Wednesday, Apr 30, 2014 03:08 pm
The Canadian Senate is an anachronsim left over from Canada’s founding days and needs to be reformed to bring it into the modern era. It’s also one of our county’s founding institutions of government and the Supreme Court of Canada made the right decision in saying any changes to the senate must follow constitutional rules.
Last week, the Supreme Court ruled the senate was created under the Canadian Constitution and can only be changed under rules for constitutional amendments. The court ruled establishing term limits and consultative elections, as done in Alberta, would require support of the House of Commons, the Senate and at least seven provinces that make up at least half of Canada’s population. Abolition of the senate would require the approval of all 10 provinces.
Senate reform has been a goal of the Conservative Government since the days of the former Reform Party. Prime Minister Stephen Harper sought to make changes with proposed legislation to set term limits for senators and open the door to expanding the Alberta model for electing senators. After watching the details of the recent senate scandals unfold, the desire for change is stronger then ever. And, make no mistake the senate needs to change.
However, making changes to the senate by legislation is not the right way to do it. Changes to the foundational institutions of our government need to be made in consultation with the provinces and Canadians.

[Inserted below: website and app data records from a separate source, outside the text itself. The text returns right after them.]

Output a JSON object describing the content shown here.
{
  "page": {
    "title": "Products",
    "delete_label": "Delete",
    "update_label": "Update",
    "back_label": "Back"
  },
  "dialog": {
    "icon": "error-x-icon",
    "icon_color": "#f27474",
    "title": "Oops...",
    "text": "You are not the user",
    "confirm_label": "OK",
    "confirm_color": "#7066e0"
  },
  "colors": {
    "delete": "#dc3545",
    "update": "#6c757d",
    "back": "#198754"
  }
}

Sen. Scott Tannas may have it right when he says it’s up to senators to drum up public support for change. It could help senators show Canadians why the upper chamber of parliament is important and can show provincial governments it’s time to change the senate for the modern era.